The most popular solution is Netflix. Most likely since all of us already have an account that we have been getting DVD delivered to the house or streaming to our Macs. Steaming also works on the iPad. If you have an account with Netflix, the streaming is free… and doesn’t appear to have any limits to how many movies or TV shows you stream per day. The most recent version of the iPad software allows you to hook up to a external screen and let others view at the same time. A big hit is being able to watch PBS documentaries when it fits your time. A surprise to many of us when we where talking about what we watched most. It’s a wonder what this will do to PBS’s business plans. Remember, streaming does take a constant Internet connection, Wifi is best, as nothing is actually stored on your iPad.
Both of the above offer TV shows and carry some sort of fee. Either per show in the case of iTunes or a monthly subscription for Netflix. ABC offers any of their popular shows streamed to your iPad when you wish. They do carry start up commercials but those are easy to sit through in trade of not being locked to your TV for a particular time. Tapping on any show box brings up a list of the different episodes to choose from.
Lastly, don’t forget YouTube. We have found quite a few of the most popular kids shows from a few to many years ago. Kids are fond of watching a series over and over again so this is a great option around the house.
If in the end you are interested in ripping DVDs to your iPad, you should understand frame rates, size, etc… iLounge did an incredible job at explaining all the facts.
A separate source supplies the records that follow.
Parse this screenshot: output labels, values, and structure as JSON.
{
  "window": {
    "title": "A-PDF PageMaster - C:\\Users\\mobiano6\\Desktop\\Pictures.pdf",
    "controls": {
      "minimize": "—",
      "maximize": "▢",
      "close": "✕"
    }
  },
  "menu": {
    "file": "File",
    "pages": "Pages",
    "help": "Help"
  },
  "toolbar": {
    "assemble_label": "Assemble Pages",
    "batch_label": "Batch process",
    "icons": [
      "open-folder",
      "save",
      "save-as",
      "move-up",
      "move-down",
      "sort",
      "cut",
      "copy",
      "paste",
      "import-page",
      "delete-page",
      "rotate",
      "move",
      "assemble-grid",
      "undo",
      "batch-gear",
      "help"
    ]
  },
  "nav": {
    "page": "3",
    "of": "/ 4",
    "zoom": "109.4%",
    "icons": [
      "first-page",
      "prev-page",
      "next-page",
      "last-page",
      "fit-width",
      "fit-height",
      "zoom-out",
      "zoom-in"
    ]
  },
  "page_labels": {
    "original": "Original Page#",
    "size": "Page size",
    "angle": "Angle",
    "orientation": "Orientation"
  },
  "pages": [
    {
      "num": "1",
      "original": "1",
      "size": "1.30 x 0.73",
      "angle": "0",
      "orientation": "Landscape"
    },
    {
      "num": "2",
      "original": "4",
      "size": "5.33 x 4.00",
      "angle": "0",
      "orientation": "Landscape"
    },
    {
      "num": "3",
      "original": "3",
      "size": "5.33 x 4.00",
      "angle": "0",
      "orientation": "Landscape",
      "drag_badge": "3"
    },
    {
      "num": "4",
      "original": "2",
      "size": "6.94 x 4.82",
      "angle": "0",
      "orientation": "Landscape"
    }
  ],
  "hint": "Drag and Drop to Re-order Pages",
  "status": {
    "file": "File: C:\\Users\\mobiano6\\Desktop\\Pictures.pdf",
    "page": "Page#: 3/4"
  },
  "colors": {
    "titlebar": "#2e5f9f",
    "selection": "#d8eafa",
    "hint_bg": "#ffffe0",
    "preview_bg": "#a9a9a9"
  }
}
There is a lot of information here, it should answer all of your questions.